The third edition of Biblical Interpretation focuses on the three “worlds” of biblical interpretation—the world behind the text, the world of the text, and the world in front of the text. A fourth section helps readers combine the three worlds into an integrated hermeneutical strategy. Clear explanations of the various interpretive approaches are supported by helpful biblical examples. Key terms and study questions at the end of each chapter make this book ideal for classroom use. Succinct synopses highlight a host of distinct approaches to understanding the Bible. New synopses and an updated bibliography help readers keep pace with the most recent developments in biblical interpretation.
Whether you’re a student, scholar, pastor, or professor, Biblical Interpretation provokes you to read the Bible honestly—to let it surprise, challenge, and correct you as you apply the many steps of interpretation. By using the tools included in Biblical Interpretation, you’ll approach Bible study with more depth and understanding. Integrate the practical methods found in this volume with your preferred Bible, the Passage Guide, and the other Bible study tools in Logos Bible Software—then dive into Bible study with a vast knowledge base right before your eyes.
Tate offers an informed and balanced study of variety in biblical interpretation. His command of primary and secondary sources and his clarity of presentation make this book a vade mecum for students and teachers.

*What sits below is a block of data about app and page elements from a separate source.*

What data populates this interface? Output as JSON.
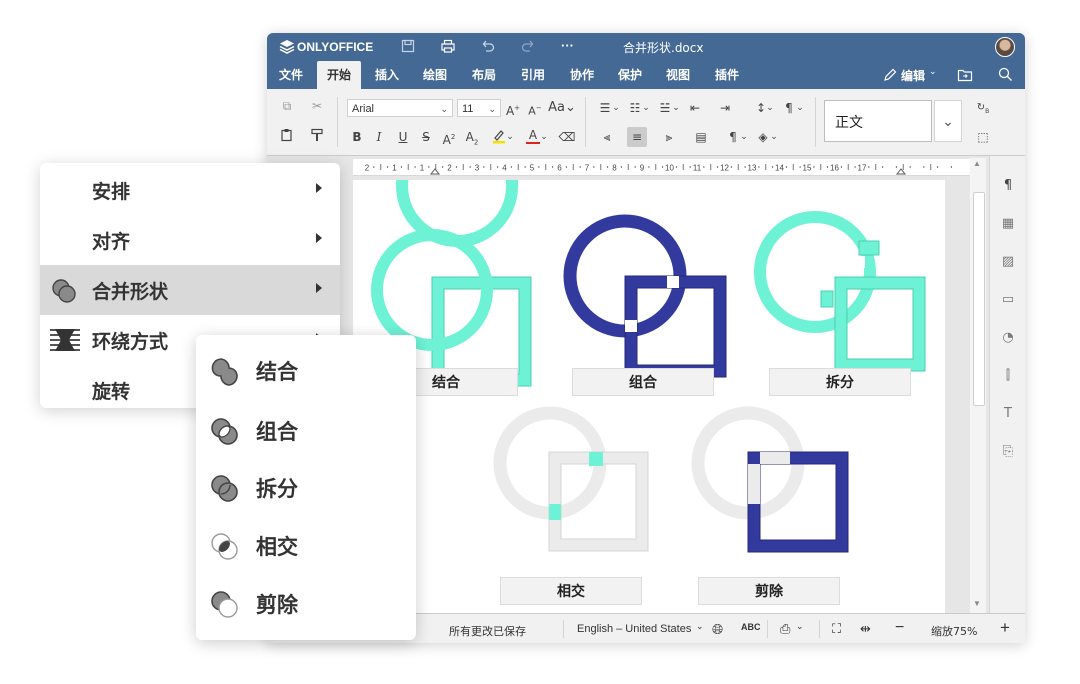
{
  "window": {
    "app_name": "ONLYOFFICE",
    "doc_title": "合并形状.docx",
    "more_label": "···"
  },
  "tabs": [
    {
      "label": "文件",
      "active": false
    },
    {
      "label": "开始",
      "active": true
    },
    {
      "label": "插入",
      "active": false
    },
    {
      "label": "绘图",
      "active": false
    },
    {
      "label": "布局",
      "active": false
    },
    {
      "label": "引用",
      "active": false
    },
    {
      "label": "协作",
      "active": false
    },
    {
      "label": "保护",
      "active": false
    },
    {
      "label": "视图",
      "active": false
    },
    {
      "label": "插件",
      "active": false
    }
  ],
  "edit_mode": "编辑",
  "toolbar": {
    "font_name": "Arial",
    "font_size": "11",
    "style_name": "正文"
  },
  "ruler_numbers": [
    "2",
    "1",
    "1",
    "2",
    "3",
    "4",
    "5",
    "6",
    "7",
    "8",
    "9",
    "10",
    "11",
    "12",
    "13",
    "14",
    "15",
    "16",
    "17"
  ],
  "shapes": {
    "labels": [
      "结合",
      "组合",
      "拆分",
      "相交",
      "剪除"
    ],
    "colors": {
      "teal": "#6ef2d6",
      "navy": "#333a9e",
      "grey": "#ebebeb",
      "grey_stroke": "#d4d4d4"
    }
  },
  "statusbar": {
    "saved": "所有更改已保存",
    "language": "English – United States",
    "zoom": "缩放75%"
  },
  "context_menu": {
    "items": [
      {
        "label": "安排",
        "submenu": true
      },
      {
        "label": "对齐",
        "submenu": true
      },
      {
        "label": "合并形状",
        "submenu": true,
        "highlighted": true
      },
      {
        "label": "环绕方式",
        "submenu": true
      },
      {
        "label": "旋转",
        "submenu": false
      }
    ]
  },
  "merge_menu": {
    "items": [
      {
        "label": "结合"
      },
      {
        "label": "组合"
      },
      {
        "label": "拆分"
      },
      {
        "label": "相交"
      },
      {
        "label": "剪除"
      }
    ]
  }
}
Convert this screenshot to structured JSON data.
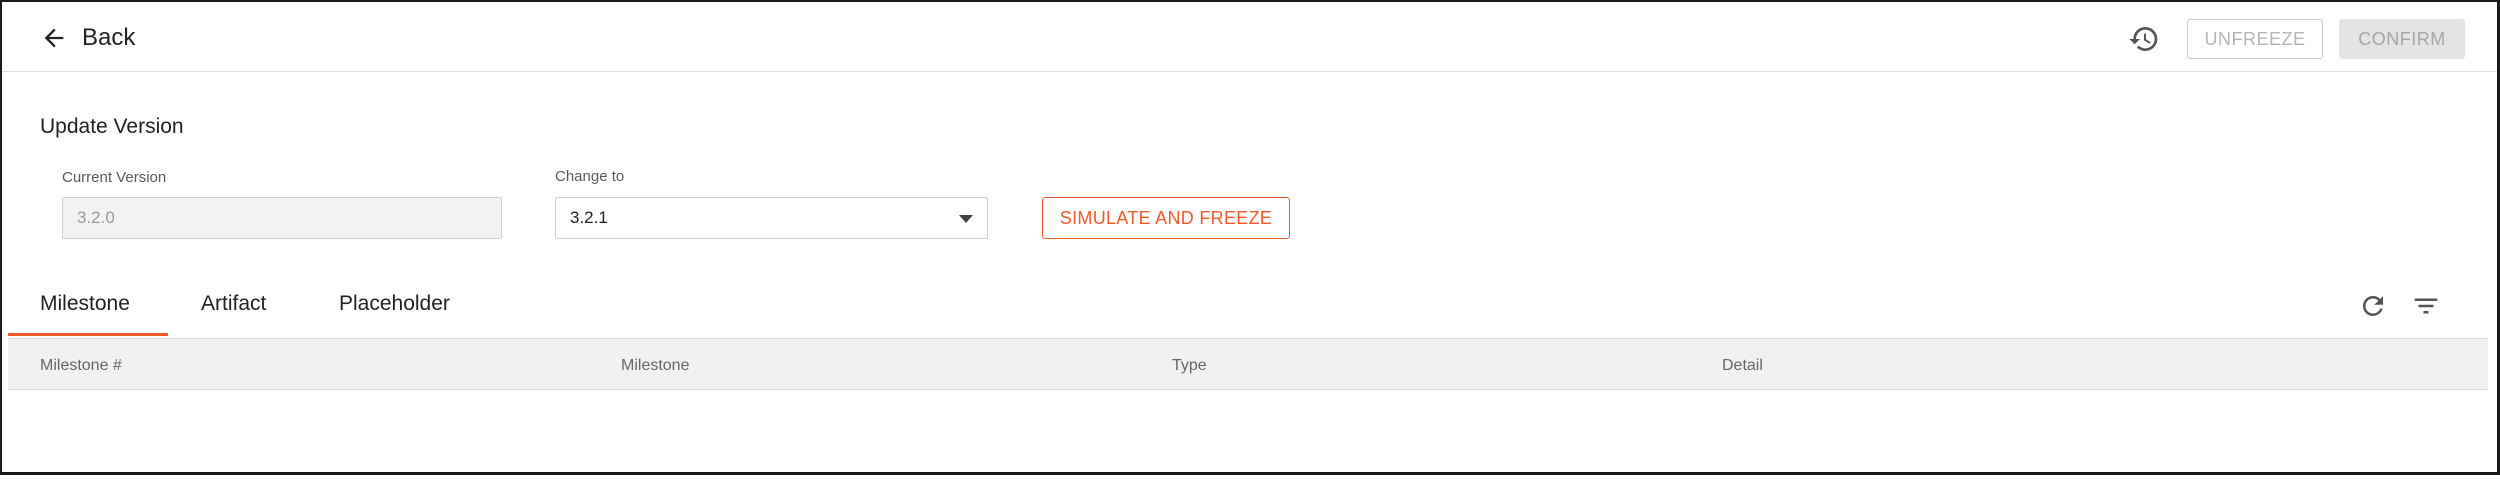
{
  "header": {
    "back_label": "Back",
    "history_icon": "history-icon",
    "unfreeze_label": "UNFREEZE",
    "confirm_label": "CONFIRM"
  },
  "update_version": {
    "title": "Update Version",
    "current_version_label": "Current Version",
    "current_version_value": "3.2.0",
    "change_to_label": "Change to",
    "change_to_value": "3.2.1",
    "simulate_label": "SIMULATE AND FREEZE"
  },
  "tabs": [
    {
      "label": "Milestone",
      "active": true
    },
    {
      "label": "Artifact",
      "active": false
    },
    {
      "label": "Placeholder",
      "active": false
    }
  ],
  "table": {
    "columns": [
      "Milestone #",
      "Milestone",
      "Type",
      "Detail"
    ],
    "rows": []
  },
  "colors": {
    "accent": "#f05a28",
    "disabled_text": "#a6a6a6",
    "header_bg": "#f1f1f1"
  }
}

—Phyllis Trible, university professor of biblical studies, Wake Forest University
In this significantly expanded edition of his textbook, W. Randolph Tate brings the advantages of an integrated understanding of biblical hermeneutics to a new generation of interpreters. He does more here than simply clarify his explanations of methods and add updated bibliographical references. In this edition Tate more fully applies his ‘three worlds’ typology to an orientation of biblical hermeneutics vis-à-vis the plethora of critical methods now in regular use among increasingly diverse contemporary literary and biblical interpretive communities. In the process his typology proves itself a flexible and reliable framework for the study of biblical hermeneutics.
—William Yarchin, professor of biblical studies, School of Theology, Azusa Pacific University
Tate’s 1991 book carefully sketched out the differences between and the interrelationships among the world behind the text, the world within the text, and the world in front of the text. The second and revised edition (1997) provided additional information about the relationship between the text and the reader: ‘What Happens When We Read?’ His third edition addresses some of the new insights into hermeneutics that have appeared within the last decade. While short lists of relevant resources are included throughout the book after each section, a 22-page bibliography can be found at the end of the book. These bibliographies, along with the author, subject, and biblical text indices at the end, add to the usefulness of this first-rate book as a textbook for studying biblical interpretation.
—The Bible Today
While Tate insists that his is not a textbook on critical methodologies, one of the outstanding features of this volume is its insistence on providing an accessible (and of necessity, brief) introduction to the seemingly inexhaustible list of methodological approaches currently at the disposal of the contemporary biblical interpreter. Not surprisingly, given Tate’s work on Mark, the volume excels toward the end when illustrating the merging of Tate’s ‘three worlds’ in his interpretation of the second gospel. . . . An array of indexes, a steady stream of discussion questions, and well-stocked lists of further reading make this a very usable introduction to contemporary biblical interpretation.
Tate’s third edition of his Biblical Interpretation reveals a mature approach to the subject of hermeneutics. . . . Review questions are included with each chapter to help the reader think through the issues. . . . The book is especially helpful for those who have already studied hermeneutics and exegesis. . . . Readers will also benefit from Tate’s discussion of critical methods. . . . This volume is a helpful addition to resources on interpretation. Its focus on three worlds [author, text, and reader] provides a perspective that will help readers balance their approach in the exegetical process.
W. Randolph Tate is a professor of humanities at Evangel University in Springfield, Missouri, where he has taught for more than 25 years. He is the author of several books, including Handbook for Biblical Interpretation: An Essential Guide to Methods, Terms, and Concepts, 2nd ed. and Interpreting the Bible: A Handbook of Terms and Methods.